More importantly, both Sven and Gyro have really useful abilities for roaming out of an aggressive tri-lane.  Sven has a very strong stun, and Gyro’s Rocket Barrage will tear up anyone who is isolated as the Chen quickly found out.  Homing Missile -> Storm Bolt -> Rocket Barrage is basically a guaranteed kill on anyone who gets caught out, and all you need for the combo is a level 2 on Gyro.

Finally, one last thing to consider that isn’t immediately obvious is that both Sven and Gyro have built-in cleaves.  As a support team, this allows them to quickly clear stacked jungle camps in the mid game in order to catch up on levels.  This really wasn’t necessary in today’s game, but it’s a nice option to have in your pocket just in case.

So while it looks like a really unconventional draft, it actually follows the basic principles of an aggressive tri-lane comp.  It’s a pretty good example of using flexible characters like Sven and Gyrocopter to create a lineup that the enemy team is incapable of countering.


Progress on the Replay Parsing Front

January 18, 2013

Cyborgmatt has a post up detailing a new demo parser made by Statman Bruno from Dota-Academy.com.  I’ll probably look into it soon, but for my purposes I’m still limited by the difficulty of gathering enough demo files and the impossibility of getting skill level information short of copy and pasting matchID’s from the in-game client.  Admittedly, that sounds like something I might do, so I guess what I’m saying is nothing is certain at this juncture.

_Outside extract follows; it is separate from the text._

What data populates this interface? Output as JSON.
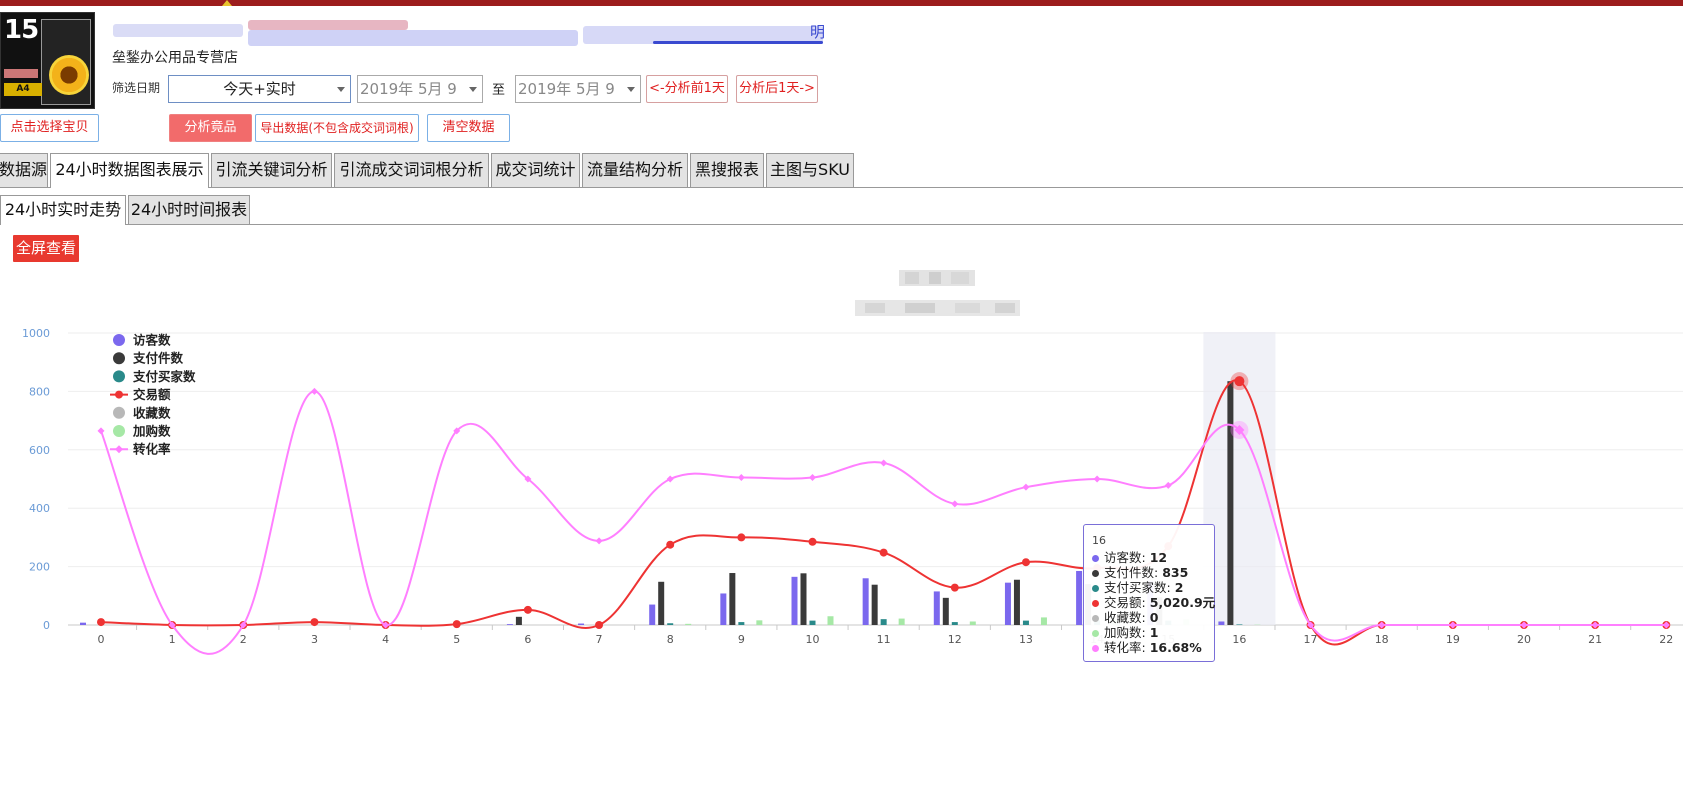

There are still limitations.  Some might be temporary and others not so temporary, but I still think this is the first step to making the kind of team and personal evaluation stats I mentioned in the latter half of The Insignificance of Pub Stats, Part 2.